As usual it will take a day or two for the markets to decide which of their initial reactions to the Cyprus bailout – relief that a deal has been struck, or concern at the implications of the terms imposed by the troika – will prove dominant. Some things do seem clear from what we have learnt already:
- This was the most acrimonious bailout negotiation yet, with little love lost between the Cypriot negotiators and the troika representatives on the other. Talks came close to breakdown on several occasions over the course of the past week. Apparently tipped off in advance that the Russians would not come riding to the rescue, the troika played hardball – and eventually won, although not before the Cypriot President had threatened to resign and/or take Cyprus out of the euro – a desperate course of action which the influential Archbishop of Cyprus, for one, has openly advocated.
- Although the deal will avoid the outcome of Cyprus leaving the euro for now, that still remains a possibility. The bailout creates a number of important precedents, raising the possibility that bondholders and depositors in troubled banks elsewhere in the Eurozone could be forced to pick up the tab if their bank needs to be rescued in future. The Dutch finance minister who now heads the Eurogroup said as much yesterday, and subsequent attempts to smooth over his remarks – which were remarkably explicit – have been less than convincing.
- Reports that the IMF and the EU are no longer in harmony on the issue seem well-substantiated. This was the first time that the two institutions went into a bailout negotiation without an agreed common position. The IMF rightly focuses on the issue of whether any bailout money it provides can be recovered, as its charter requires. The European Commission on the other is always prepared to do more to help keep the Eurozone alive – seemingly, sometimes, at any cost. Disharmony in the troika is not a good omen for the future.

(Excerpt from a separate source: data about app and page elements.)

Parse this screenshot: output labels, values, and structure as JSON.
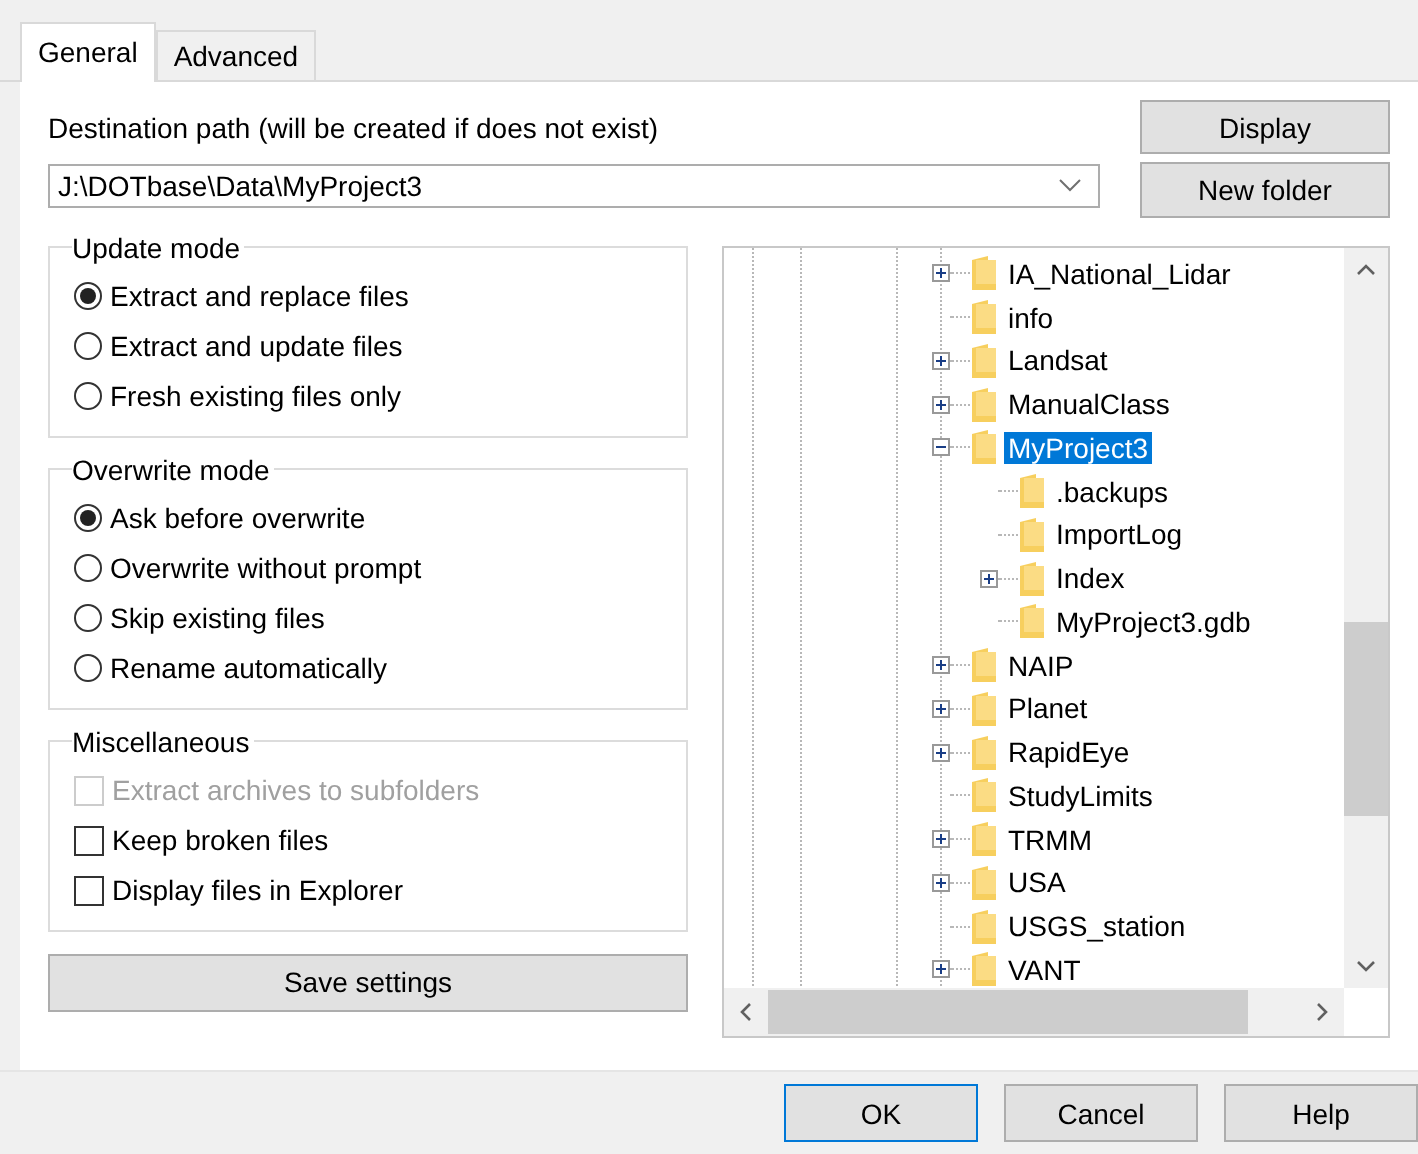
{
  "tabs": [
    {
      "label": "General",
      "selected": true
    },
    {
      "label": "Advanced",
      "selected": false
    }
  ],
  "destination": {
    "label": "Destination path (will be created if does not exist)",
    "value": "J:\\DOTbase\\Data\\MyProject3"
  },
  "side_buttons": [
    "Display",
    "New folder"
  ],
  "update_mode": {
    "title": "Update mode",
    "options": [
      {
        "label": "Extract and replace files",
        "selected": true
      },
      {
        "label": "Extract and update files",
        "selected": false
      },
      {
        "label": "Fresh existing files only",
        "selected": false
      }
    ]
  },
  "overwrite_mode": {
    "title": "Overwrite mode",
    "options": [
      {
        "label": "Ask before overwrite",
        "selected": true
      },
      {
        "label": "Overwrite without prompt",
        "selected": false
      },
      {
        "label": "Skip existing files",
        "selected": false
      },
      {
        "label": "Rename automatically",
        "selected": false
      }
    ]
  },
  "miscellaneous": {
    "title": "Miscellaneous",
    "options": [
      {
        "label": "Extract archives to subfolders",
        "checked": false,
        "disabled": true
      },
      {
        "label": "Keep broken files",
        "checked": false,
        "disabled": false
      },
      {
        "label": "Display files in Explorer",
        "checked": false,
        "disabled": false
      }
    ]
  },
  "save_button": "Save settings",
  "tree": [
    {
      "label": "IA_National_Lidar",
      "kind": "expandable",
      "expanded": false,
      "selected": false
    },
    {
      "label": "info",
      "kind": "leaf",
      "selected": false
    },
    {
      "label": "Landsat",
      "kind": "expandable",
      "expanded": false,
      "selected": false
    },
    {
      "label": "ManualClass",
      "kind": "expandable",
      "expanded": false,
      "selected": false
    },
    {
      "label": "MyProject3",
      "kind": "expandable",
      "expanded": true,
      "selected": true,
      "children": [
        {
          "label": ".backups",
          "kind": "leaf",
          "selected": false
        },
        {
          "label": "ImportLog",
          "kind": "leaf",
          "selected": false
        },
        {
          "label": "Index",
          "kind": "expandable",
          "expanded": false,
          "selected": false
        },
        {
          "label": "MyProject3.gdb",
          "kind": "leaf",
          "selected": false
        }
      ]
    },
    {
      "label": "NAIP",
      "kind": "expandable",
      "expanded": false,
      "selected": false
    },
    {
      "label": "Planet",
      "kind": "expandable",
      "expanded": false,
      "selected": false
    },
    {
      "label": "RapidEye",
      "kind": "expandable",
      "expanded": false,
      "selected": false
    },
    {
      "label": "StudyLimits",
      "kind": "leaf",
      "selected": false
    },
    {
      "label": "TRMM",
      "kind": "expandable",
      "expanded": false,
      "selected": false
    },
    {
      "label": "USA",
      "kind": "expandable",
      "expanded": false,
      "selected": false
    },
    {
      "label": "USGS_station",
      "kind": "leaf",
      "selected": false
    },
    {
      "label": "VANT",
      "kind": "expandable",
      "expanded": false,
      "selected": false
    }
  ],
  "dialog_buttons": [
    {
      "label": "OK",
      "selected": true
    },
    {
      "label": "Cancel",
      "selected": false
    },
    {
      "label": "Help",
      "selected": false
    }
  ]
}
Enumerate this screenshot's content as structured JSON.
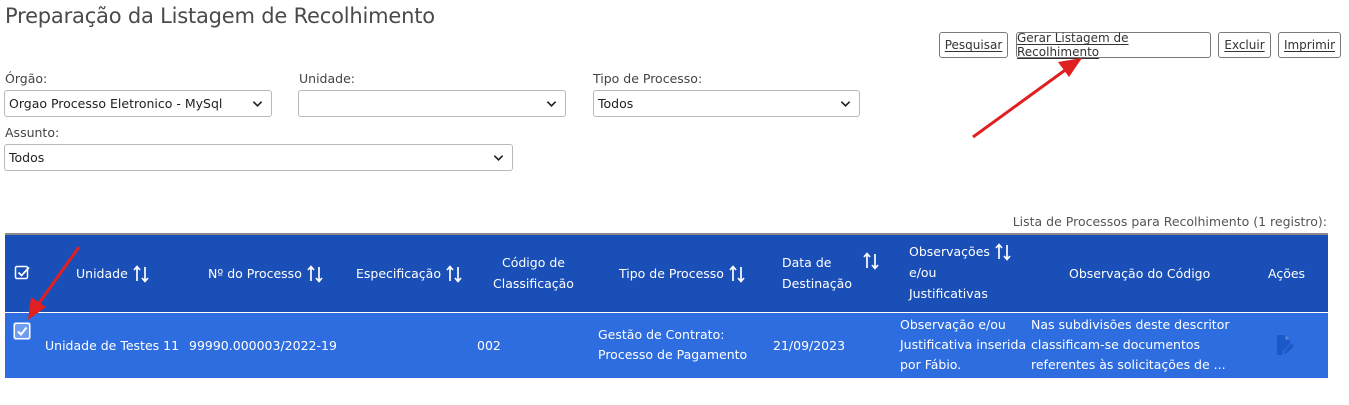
{
  "page": {
    "title": "Preparação da Listagem de Recolhimento"
  },
  "toolbar": {
    "pesquisar": "Pesquisar",
    "gerar": "Gerar Listagem de Recolhimento",
    "excluir": "Excluir",
    "imprimir": "Imprimir"
  },
  "filters": {
    "orgao": {
      "label": "Órgão:",
      "value": "Orgao Processo Eletronico - MySql"
    },
    "unidade": {
      "label": "Unidade:",
      "value": ""
    },
    "tipo": {
      "label": "Tipo de Processo:",
      "value": "Todos"
    },
    "assunto": {
      "label": "Assunto:",
      "value": "Todos"
    }
  },
  "table": {
    "caption": "Lista de Processos para Recolhimento (1 registro):",
    "headers": {
      "unidade": "Unidade",
      "processo": "Nº do Processo",
      "especificacao": "Especificação",
      "codigo_l1": "Código de",
      "codigo_l2": "Classificação",
      "tipo": "Tipo de Processo",
      "data_l1": "Data de",
      "data_l2": "Destinação",
      "obs_l1": "Observações",
      "obs_l2": "e/ou",
      "obs_l3": "Justificativas",
      "obs_codigo": "Observação do Código",
      "acoes": "Ações"
    },
    "rows": [
      {
        "unidade": "Unidade de Testes 11",
        "processo": "99990.000003/2022-19",
        "especificacao": "",
        "codigo": "002",
        "tipo_l1": "Gestão de Contrato:",
        "tipo_l2": "Processo de Pagamento",
        "data": "21/09/2023",
        "obs_l1": "Observação e/ou",
        "obs_l2": "Justificativa inserida",
        "obs_l3": "por Fábio.",
        "obscod_l1": "Nas subdivisões deste descritor",
        "obscod_l2": "classificam-se documentos",
        "obscod_l3": "referentes às solicitações de ...",
        "checked": true
      }
    ]
  },
  "colors": {
    "header": "#1a4fb8",
    "row": "#2e6de0",
    "arrow": "#e02020"
  },
  "icons": [
    "chevron-down-icon",
    "sort-icon",
    "checkbox-icon",
    "edit-document-icon",
    "annotation-arrow"
  ]
}
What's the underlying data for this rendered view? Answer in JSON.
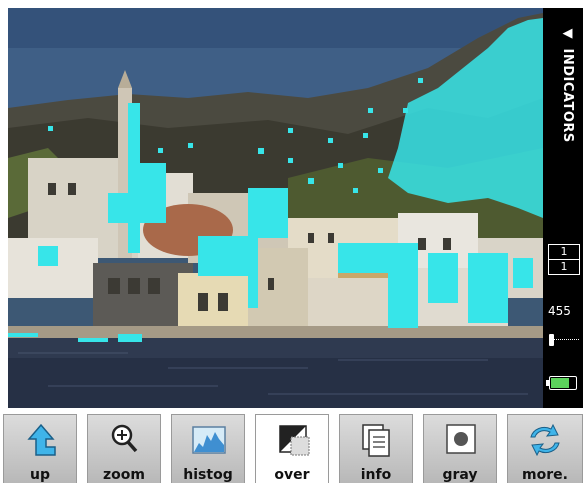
{
  "indicators": {
    "title": "INDICATORS",
    "frame_num": "1",
    "frame_den": "1",
    "count": "455",
    "slider_level": 0.05,
    "battery_level": 0.75,
    "battery_color": "#5cd35c"
  },
  "overlay_color": "#37e5e9",
  "toolbar": {
    "buttons": [
      {
        "id": "up",
        "label": "up",
        "icon": "up-arrow-icon"
      },
      {
        "id": "zoom",
        "label": "zoom",
        "icon": "magnifier-plus-icon"
      },
      {
        "id": "histog",
        "label": "histog",
        "icon": "histogram-icon"
      },
      {
        "id": "over",
        "label": "over",
        "icon": "overexposure-icon",
        "active": true
      },
      {
        "id": "info",
        "label": "info",
        "icon": "pages-info-icon"
      },
      {
        "id": "gray",
        "label": "gray",
        "icon": "gray-square-icon"
      },
      {
        "id": "more",
        "label": "more.",
        "icon": "cycle-arrows-icon"
      }
    ]
  }
}
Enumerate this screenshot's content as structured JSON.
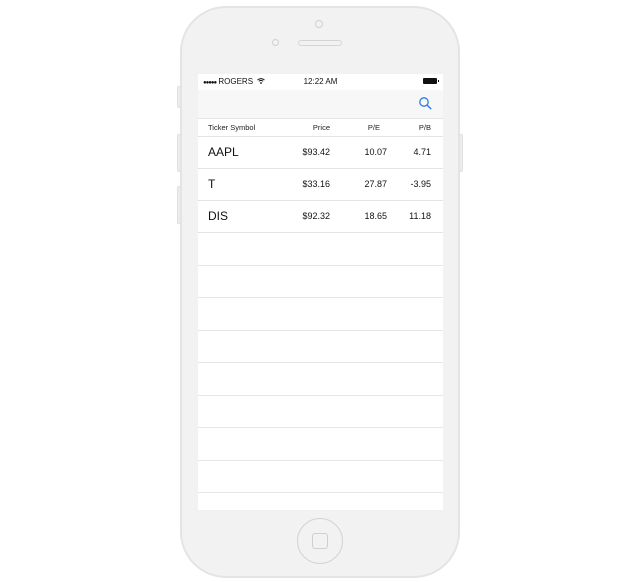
{
  "status_bar": {
    "signal_dots": "●●●●●",
    "carrier": "ROGERS",
    "wifi_icon": "wifi-icon",
    "time": "12:22 AM",
    "battery_icon": "battery-icon"
  },
  "nav_bar": {
    "search_icon": "search-icon",
    "accent_color": "#2a7de1"
  },
  "table": {
    "headers": {
      "ticker": "Ticker Symbol",
      "price": "Price",
      "pe": "P/E",
      "pb": "P/B"
    },
    "rows": [
      {
        "ticker": "AAPL",
        "price": "$93.42",
        "pe": "10.07",
        "pb": "4.71"
      },
      {
        "ticker": "T",
        "price": "$33.16",
        "pe": "27.87",
        "pb": "-3.95"
      },
      {
        "ticker": "DIS",
        "price": "$92.32",
        "pe": "18.65",
        "pb": "11.18"
      }
    ]
  }
}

- With Federal elections looming in September, the Germans were in no mood this time round to take a more lenient line, given the rising amount of popular bailout fatigue in northern Europe. As has been widely noted, the Germans are picking up the largest part of the tab for saving the euro – but are reaping only rising levels of anti-German hostility in return. (Gideon Rachman has a good piece in the Financial Times on this aspect). Anti-German feeling has also played an important part in the recent Italian and Greek elections.
- With Cyprus being forced to introduce capital controls to avoid large scale capital outflows, one of the original pillars of the euro project has been broken. The Cypriots say that they hope these capital controls will be temporary. Experience suggests that this is unlikely to be the case. Don’t be fooled into thinking that similar measures will not be introduced elsewhere in Europe the next time a bailout comes round.
- The Dutch finance minister’s comments raised the possibility that Europe will never now move towards direct recapitalisation of its troubled banks. If that proves to be the case (and it is not certain), then a key plank in the eventual banking union on which the European integration lobby has pinned its hopes has fallen by the wayside. Cross-border deposit insurance remains a non-runner politically for now, so progress towards banking union is likely to remain slow.
- On the positive side, it is reassuring to hear leading European politicians talking so openly and explicitly about the scale of the problems that Europe still faces. For too long politicians in Europe have hidden behind a curtain of obfuscation, verbiage and downright deception to keep their beloved project alive. Any opportunity to bypass the opinion of voters has been taken – a pattern repeated in the case of Cyprus, where the revised bailout plan does not have to risk approval by the Cypriot Parliament.
How will this play out in the markets? The Cyprus deal, though insignificant in macroeconomic terms, is an important reminder that the risks in Europe have not gone away. With more signs of recovery emerging in the United States, and some positive developments in the UK, there are some plausible reasons for investors to ignore the siren noises coming out of Europe, where recovery remains non-existent and a resumption of economic growth is not yet in sight.
The biggest problem is that despite some tentative signs of investors starting to switch out of cash and bonds into equities, the valuations of equities do not look cheap and anything perceived as even remotely a “safe haven” asset (quality equities, government bonds. London property etc) has been bid up to dangerously high levels. If the equity markets do go higher, therefore, it will still be more of a momentum/sentiment phenomenon – aided and abetted by quantitative easing – than one based on clear valuation appeal.